Last season, Tim Wright caught six touchdowns in just 26 catches, five of which coming from inside the 10-yard line. Wright did this behind Rob Gronkowski. Wright is gone and Scott Chandler is in, bringing his 6-7 frame to New England after spending time in Buffalo. While Chandler brought in 47 passes, three of which went for scores, he will primarily serve as a decoy the way Wright did and will occasionally have his number called.

Julius Thomas – Jacksonville Jaguars

Nothing said “quality over quantity” more than Julius Thomas’ 2014 season. Thomas hauled in 12 touchdown passes in just 43 catches last season, or one every 3.6 catches. In 2013 he also brought in 12 scores in 65 catches for a ratio of a touchdown every 4.5 catches in two seasons under Peyton Manning. That’s great until those numbers are broken down. Out of his 24 touchdowns, 17 were from inside the 20 (11 from inside the 10) going to show how red-zone dependent his fantasy relevance is. His 12 touchdowns in 2014 took place in seven games, meaning that he was shutout of the end zone more often than not. And if you’re not scoring touchdowns, you better be catching passes, except he was not doing that either.

In the six games he did not haul in a touchdown, he totaled 11 catches and 116 yards. In the seven he did score, he put up a slash line of 32/373/12. If he scores, he’s formidable in standard leagues. Taking away Peyton Manning and replacing him with Blake Bortles will give people who draft “Orange Julius” a glimpse of what Eric Decker owners saw last season post-Peyton. Thomas is not a PPR tight end. He may not be a standard tight end either in the Jaguars’ offense.

Now you know. Keep it in mind and remember your league format!

Top Wide Receivers that Gain & Lose Value in PPR Leagues

Mock in minutes with our free draft simulator >>

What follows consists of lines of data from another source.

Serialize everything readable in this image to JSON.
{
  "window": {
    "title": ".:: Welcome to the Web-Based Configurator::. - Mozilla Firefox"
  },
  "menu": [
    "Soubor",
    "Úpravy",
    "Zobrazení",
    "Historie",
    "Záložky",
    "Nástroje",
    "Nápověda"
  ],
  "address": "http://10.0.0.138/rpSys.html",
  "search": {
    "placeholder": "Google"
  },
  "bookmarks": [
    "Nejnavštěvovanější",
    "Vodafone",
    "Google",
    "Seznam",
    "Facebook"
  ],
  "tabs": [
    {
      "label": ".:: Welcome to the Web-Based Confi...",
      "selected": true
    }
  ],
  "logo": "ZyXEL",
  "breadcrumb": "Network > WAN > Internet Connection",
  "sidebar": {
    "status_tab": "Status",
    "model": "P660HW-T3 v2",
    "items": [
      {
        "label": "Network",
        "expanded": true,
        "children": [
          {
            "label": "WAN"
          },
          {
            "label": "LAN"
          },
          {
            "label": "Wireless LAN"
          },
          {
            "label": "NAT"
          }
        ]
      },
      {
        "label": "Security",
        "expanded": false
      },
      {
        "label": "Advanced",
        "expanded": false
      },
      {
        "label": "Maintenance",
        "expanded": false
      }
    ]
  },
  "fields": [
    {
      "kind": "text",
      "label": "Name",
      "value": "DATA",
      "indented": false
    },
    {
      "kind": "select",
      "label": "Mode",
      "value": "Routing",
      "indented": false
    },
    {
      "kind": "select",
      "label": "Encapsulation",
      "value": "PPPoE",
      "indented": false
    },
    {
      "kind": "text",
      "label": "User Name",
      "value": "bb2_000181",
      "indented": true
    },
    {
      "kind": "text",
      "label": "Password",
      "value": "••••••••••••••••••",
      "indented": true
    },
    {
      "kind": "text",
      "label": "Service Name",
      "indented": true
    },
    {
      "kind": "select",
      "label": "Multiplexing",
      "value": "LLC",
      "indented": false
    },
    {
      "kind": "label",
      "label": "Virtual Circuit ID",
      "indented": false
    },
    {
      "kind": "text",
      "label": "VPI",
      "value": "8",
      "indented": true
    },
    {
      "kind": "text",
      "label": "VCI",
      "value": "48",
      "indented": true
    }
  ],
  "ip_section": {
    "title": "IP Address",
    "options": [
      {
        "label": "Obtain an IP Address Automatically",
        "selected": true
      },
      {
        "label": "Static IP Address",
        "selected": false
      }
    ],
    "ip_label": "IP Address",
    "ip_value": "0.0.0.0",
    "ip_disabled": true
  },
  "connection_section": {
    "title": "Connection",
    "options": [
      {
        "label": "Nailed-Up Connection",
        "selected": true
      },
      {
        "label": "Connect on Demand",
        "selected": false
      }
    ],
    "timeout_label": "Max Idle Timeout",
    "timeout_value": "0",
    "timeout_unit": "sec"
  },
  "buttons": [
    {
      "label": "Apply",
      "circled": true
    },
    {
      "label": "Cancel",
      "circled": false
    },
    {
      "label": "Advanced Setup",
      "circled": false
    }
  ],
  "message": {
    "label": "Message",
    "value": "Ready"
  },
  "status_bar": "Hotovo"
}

Michael Vincent is a correspondent at FantasyPros. To read more from Michael, check out his archive and follow him @MVtweetshere.

Correspondent, Featured, NFL, Rankings